He relied on "shared interest" and consensus. The lack of surety and uncertainties from inexperience often paralyzed or inhibited decision making.
He learned the limits of pure intellect and spent "hour and hour in frustrating relitigations." (op. cit.)
NOT FACING THE FINANCIAL CHALLENGES
Although we might say that the inability to make difficult decisions would relate to not facing big challenges, I think they are separate, although both may require courage. It could, of course, be political fear that ruled. But there is no excuse for not doing his job!
Budgetary issues w styole…
He continually delayed the pain of "real fiscal rigor". He ducked tough choices.
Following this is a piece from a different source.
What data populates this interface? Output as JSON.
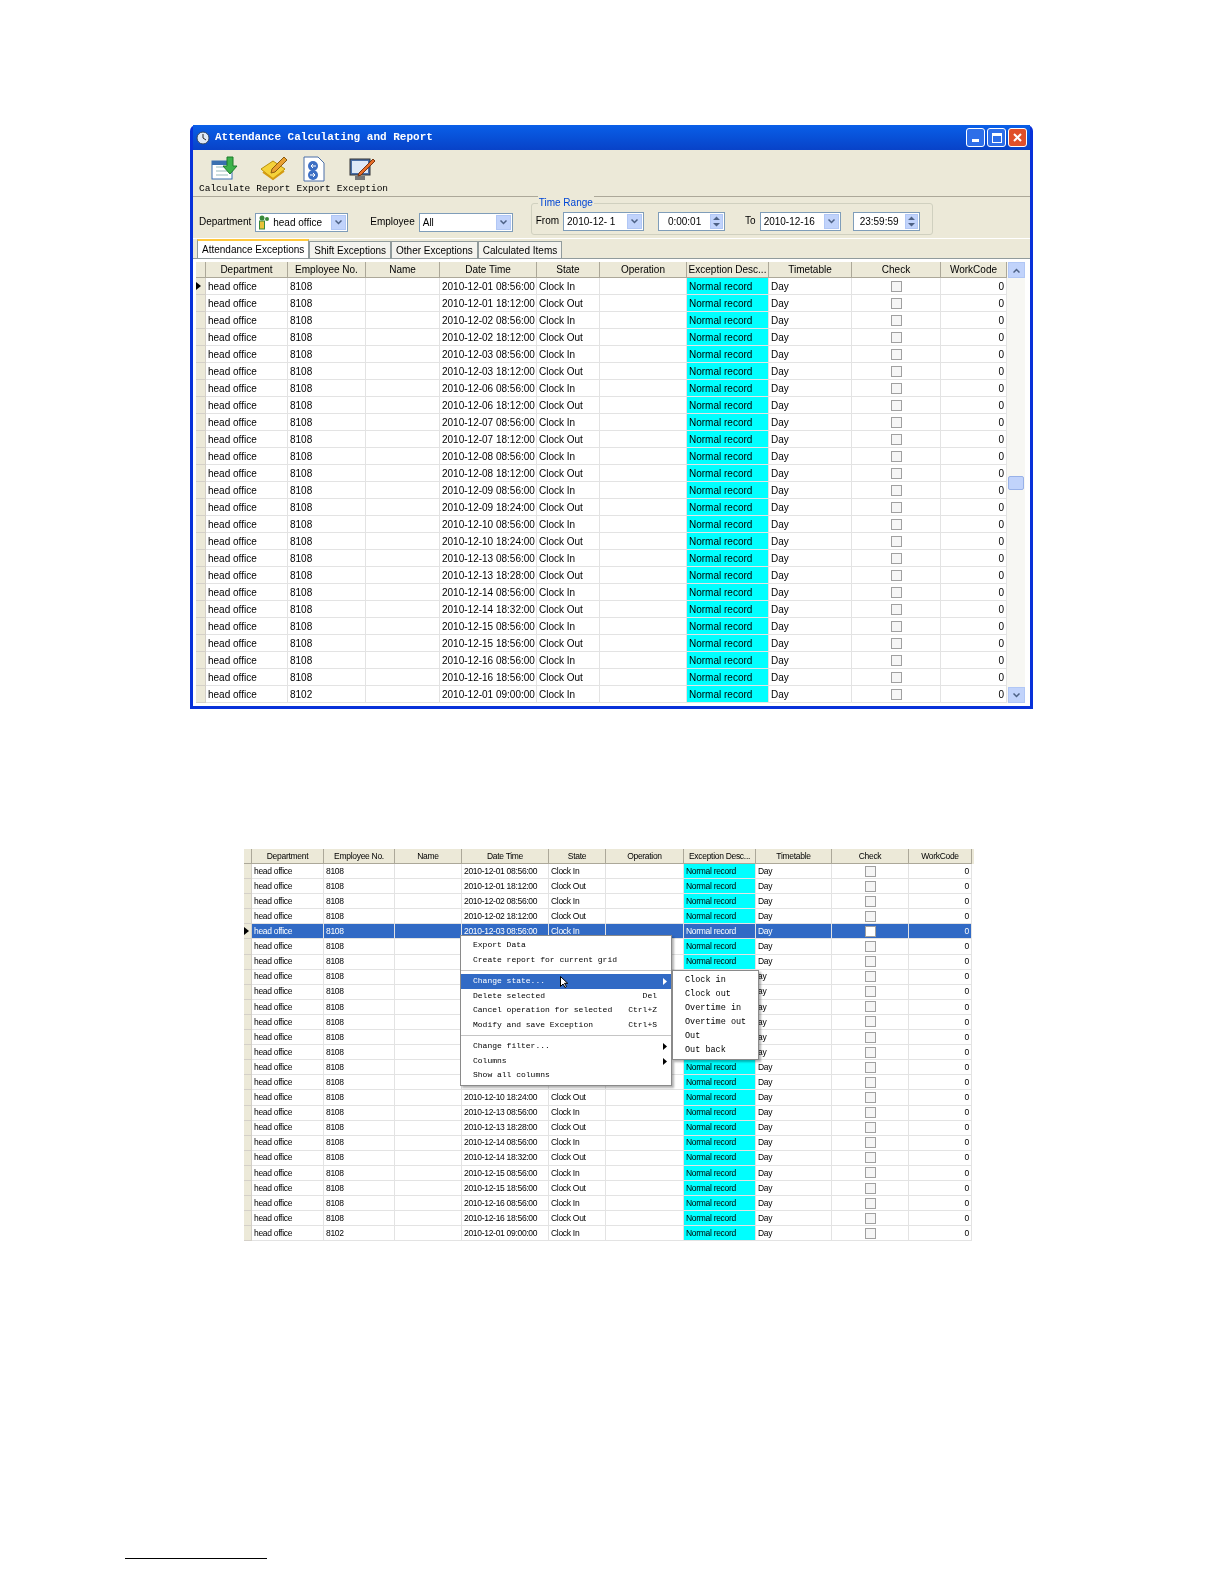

Social Security, Medicare solvency and solutions, other than mention of intention, he proposed nothing concrete at all. But this job has to be done. This decision has to be made. We can't wait or continue in avoidance.
One problem that often occurs with inexperienced leaders is that they do not realize how long lead times are and so never allow for that. They fail to see the train coming down the tracks about ready to run over them or the snowball growing bigger and bigger... until, wham! it's too late.
Even his budget failed to acknowledge the realities - and it was voted down 97-0 in the Senate...
He had trouble making demands and insisting that people follow his orders and policies (what few he had made clear). As an experienced advisor noted that "can't be healthy."
As Anita Dunn said “The president is such a capable guy, he thought [misestimated!] he could master these organization issues. I don’t think he understood how important they were." (op. cit.) [I myself was surprised, even with my training, how hard it was to actually manage a business. Theory only went so far. And my idealism flopped at times - and cost me lots of money.]
Biden wanted Obama to step up and assert more control. (op. cit.)
The disclosures of his management struggles and in making difficult decisions complicated things. And he seemed not able to demand accountability of his top advisers. And he lost their confidence. (But they do support him and keep all of this relatively secret.)
No plan of action.
THE HEALTH CARE BILL
The passing of this bill, finally, helped him save face.
But he failed to proactively frame the debate and the bill and didn't lead on this. The congress spent six months in an "utterly incoherent process, where the White House seemed to be of many minds, or none at all." (op. cit.) Obama failed to intervene.
It turned out that Pelosi had been waiting for the White House to take the lead. He never did.
It turned out to actually be PelosiCare, about which we found out "you have to pass the bill to understand what is in it." (The wise Orszag called Pelosi’s house bill a “liberal fantasy of glut and expansion."
Obama got some mileage, using his frequent "make the other guy wrong" strategy, out of attacking the insurers.